Exercise instructions
Look through the data below and show every line that includes "this".

Available records
▬▬▬▬▬▬▬▬▬▬
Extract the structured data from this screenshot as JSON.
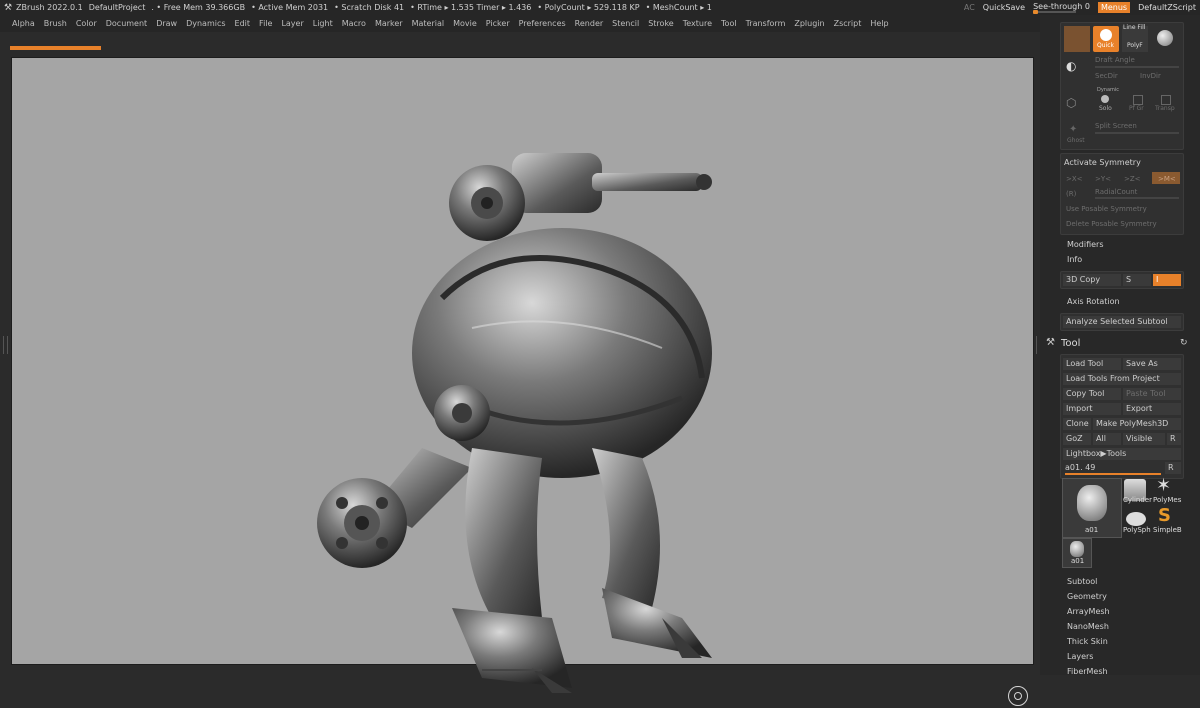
{
  "status_bar": {
    "app": "ZBrush 2022.0.1",
    "project": "DefaultProject",
    "free_mem": ". • Free Mem 39.366GB",
    "active_mem": "• Active Mem 2031",
    "scratch_disk": "• Scratch Disk 41",
    "rtime": "• RTime ▸ 1.535 Timer ▸ 1.436",
    "polycount": "• PolyCount ▸ 529.118 KP",
    "meshcount": "• MeshCount ▸ 1",
    "ac": "AC",
    "quicksave": "QuickSave",
    "see_through": "See-through  0",
    "see_through_value": 0,
    "menus": "Menus",
    "default_zscript": "DefaultZScript"
  },
  "menu_items": [
    "Alpha",
    "Brush",
    "Color",
    "Document",
    "Draw",
    "Dynamics",
    "Edit",
    "File",
    "Layer",
    "Light",
    "Macro",
    "Marker",
    "Material",
    "Movie",
    "Picker",
    "Preferences",
    "Render",
    "Stencil",
    "Stroke",
    "Texture",
    "Tool",
    "Transform",
    "Zplugin",
    "Zscript",
    "Help"
  ],
  "right_panel": {
    "top": {
      "quick": "Quick",
      "line_fill": "Line Fill",
      "polyf": "PolyF",
      "draft_angle": "Draft Angle",
      "sec_dir": "SecDir",
      "inv_dir": "InvDir",
      "dynamic": "Dynamic",
      "solo": "Solo",
      "pf_gr": "Pf Gr",
      "transp": "Transp",
      "ghost": "Ghost",
      "split_screen": "Split Screen"
    },
    "symmetry": {
      "activate": "Activate Symmetry",
      "x": ">X<",
      "y": ">Y<",
      "z": ">Z<",
      "m": ">M<",
      "r": "(R)",
      "radial_count": "RadialCount",
      "use_posable": "Use Posable Symmetry",
      "delete_posable": "Delete Posable Symmetry"
    },
    "modifiers": "Modifiers",
    "info": "Info",
    "copy_3d": "3D Copy",
    "s": "S",
    "i": "I",
    "axis_rotation": "Axis Rotation",
    "analyze": "Analyze Selected Subtool",
    "tool": {
      "title": "Tool",
      "load_tool": "Load Tool",
      "save_as": "Save As",
      "load_from_project": "Load Tools From Project",
      "copy_tool": "Copy Tool",
      "paste_tool": "Paste Tool",
      "import": "Import",
      "export": "Export",
      "clone": "Clone",
      "make_polymesh": "Make PolyMesh3D",
      "goz": "GoZ",
      "all": "All",
      "visible": "Visible",
      "r": "R",
      "lightbox": "Lightbox▶Tools",
      "current": "a01. 49",
      "slider_r": "R",
      "thumbs": {
        "a01": "a01",
        "cylinder": "Cylinder",
        "polymesh": "PolyMes",
        "polysph": "PolySph",
        "simpleb": "SimpleB",
        "a01_small": "a01"
      }
    },
    "sections": [
      "Subtool",
      "Geometry",
      "ArrayMesh",
      "NanoMesh",
      "Thick Skin",
      "Layers",
      "FiberMesh"
    ]
  },
  "colors": {
    "accent": "#e8812a",
    "canvas": "#a5a5a5",
    "panel": "#282828"
  }
}
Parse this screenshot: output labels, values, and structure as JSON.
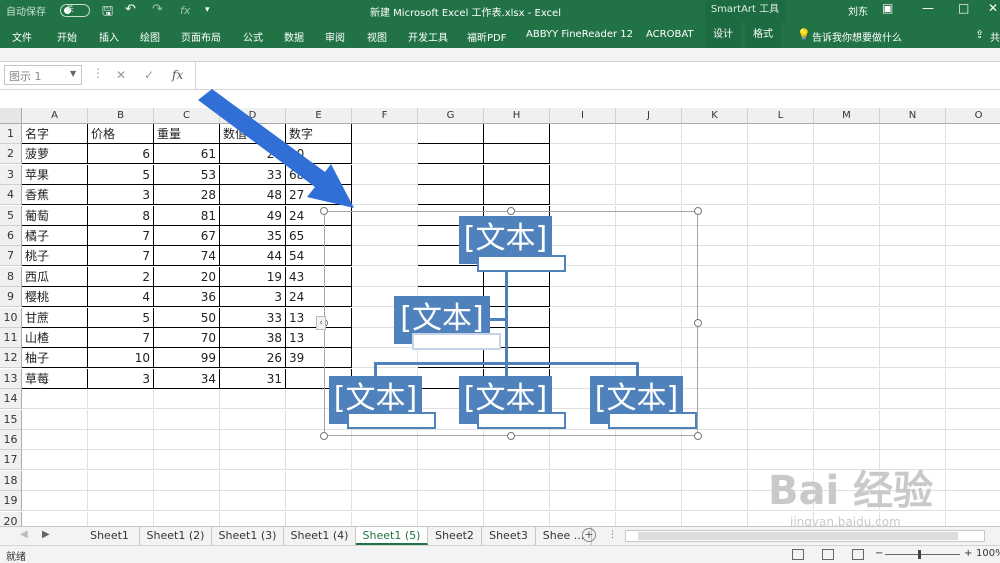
{
  "titlebar": {
    "autosave_label": "自动保存",
    "toggle_state": "关",
    "title": "新建 Microsoft Excel 工作表.xlsx  -  Excel",
    "context_group": "SmartArt 工具",
    "user": "刘东"
  },
  "ribbon": {
    "tabs": [
      "文件",
      "开始",
      "插入",
      "绘图",
      "页面布局",
      "公式",
      "数据",
      "审阅",
      "视图",
      "开发工具",
      "福昕PDF",
      "ABBYY FineReader 12",
      "ACROBAT"
    ],
    "context_tabs": [
      "设计",
      "格式"
    ],
    "tell_me": "告诉我你想要做什么",
    "share": "共"
  },
  "formula_bar": {
    "name_box": "图示 1",
    "fx": "fx"
  },
  "grid": {
    "columns": [
      "A",
      "B",
      "C",
      "D",
      "E",
      "F",
      "G",
      "H",
      "I",
      "J",
      "K",
      "L",
      "M",
      "N",
      "O"
    ],
    "rows": [
      "1",
      "2",
      "3",
      "4",
      "5",
      "6",
      "7",
      "8",
      "9",
      "10",
      "11",
      "12",
      "13",
      "14",
      "15",
      "16",
      "17",
      "18",
      "19",
      "20"
    ],
    "headers": [
      "名字",
      "价格",
      "重量",
      "数值",
      "数字"
    ],
    "data": [
      [
        "菠萝",
        "6",
        "61",
        "20",
        "10"
      ],
      [
        "苹果",
        "5",
        "53",
        "33",
        "68"
      ],
      [
        "香蕉",
        "3",
        "28",
        "48",
        "27"
      ],
      [
        "葡萄",
        "8",
        "81",
        "49",
        "24"
      ],
      [
        "橘子",
        "7",
        "67",
        "35",
        "65"
      ],
      [
        "桃子",
        "7",
        "74",
        "44",
        "54"
      ],
      [
        "西瓜",
        "2",
        "20",
        "19",
        "43"
      ],
      [
        "樱桃",
        "4",
        "36",
        "3",
        "24"
      ],
      [
        "甘蔗",
        "5",
        "50",
        "33",
        "13"
      ],
      [
        "山楂",
        "7",
        "70",
        "38",
        "13"
      ],
      [
        "柚子",
        "10",
        "99",
        "26",
        "39"
      ],
      [
        "草莓",
        "3",
        "34",
        "31",
        ""
      ]
    ]
  },
  "smartart": {
    "node_text": "[文本]"
  },
  "sheets": {
    "tabs": [
      "Sheet1",
      "Sheet1 (2)",
      "Sheet1 (3)",
      "Sheet1 (4)",
      "Sheet1 (5)",
      "Sheet2",
      "Sheet3",
      "Shee ..."
    ],
    "active_index": 4
  },
  "status": {
    "ready": "就绪",
    "zoom": "100%"
  },
  "watermark": {
    "main": "Bai 经验",
    "sub": "jingyan.baidu.com"
  },
  "colors": {
    "excel_green": "#217346",
    "smartart_blue": "#4f81bd",
    "annotation_arrow": "#2f6fd6"
  }
}
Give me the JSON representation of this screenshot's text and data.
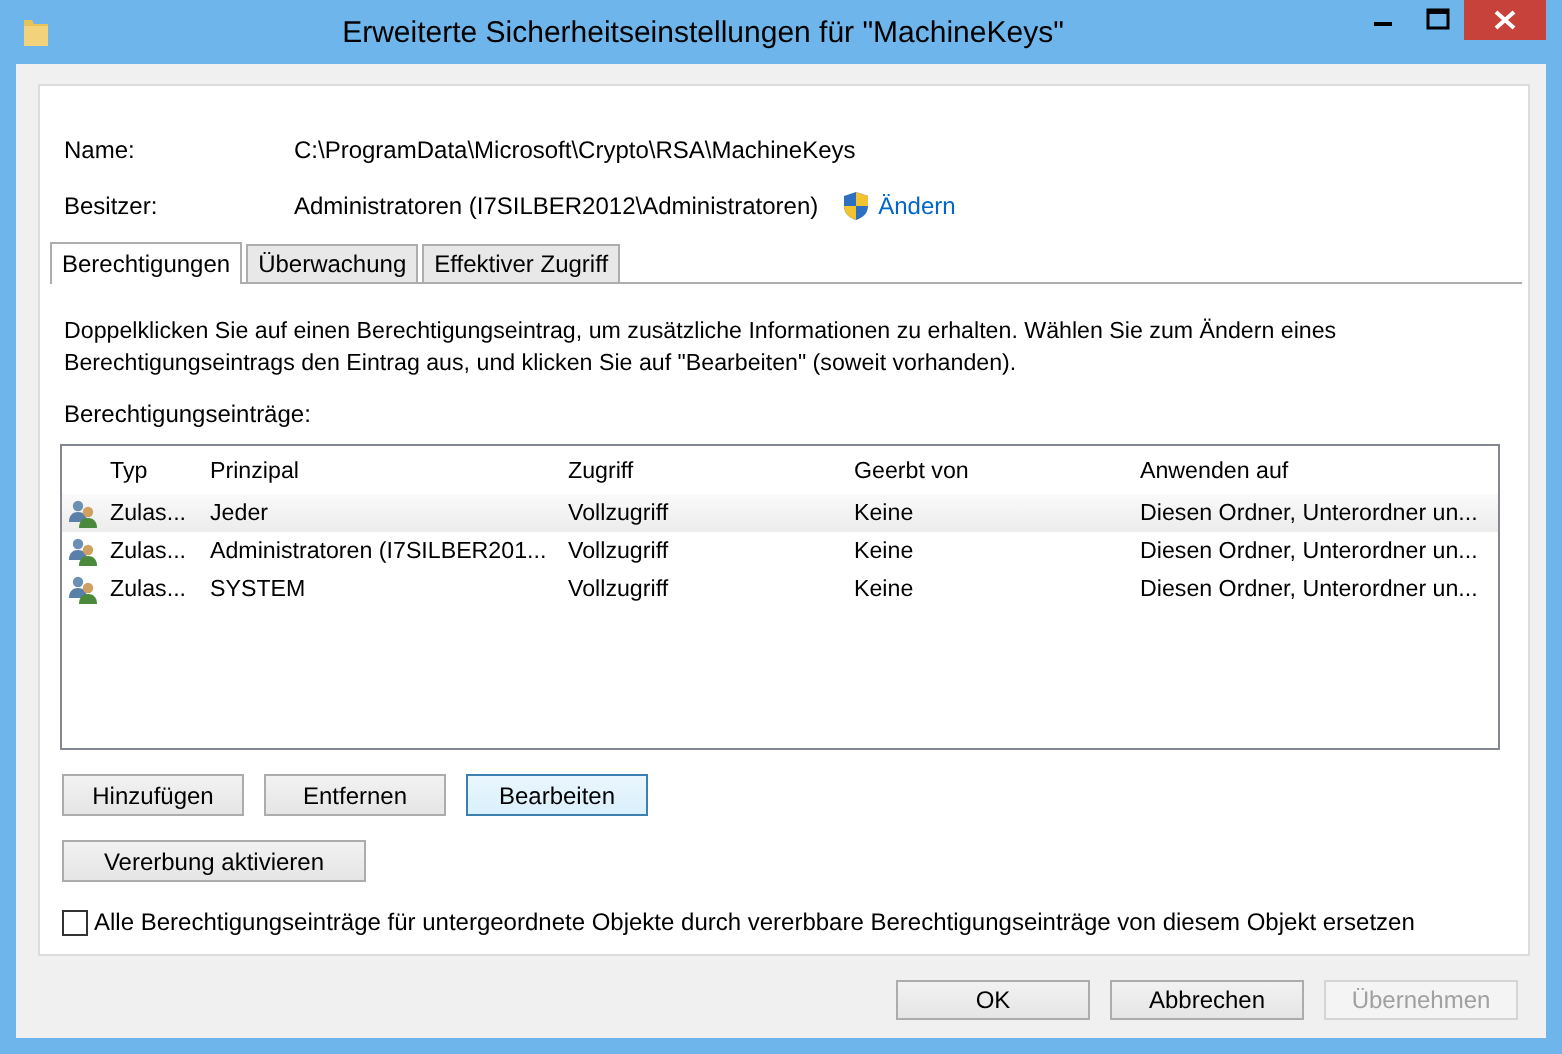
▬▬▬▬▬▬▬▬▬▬
Exercise result
Extract the structured data from this screenshot as JSON.
Parse this screenshot: output labels, values, and structure as JSON.
Give me the JSON representation of this screenshot's text and data.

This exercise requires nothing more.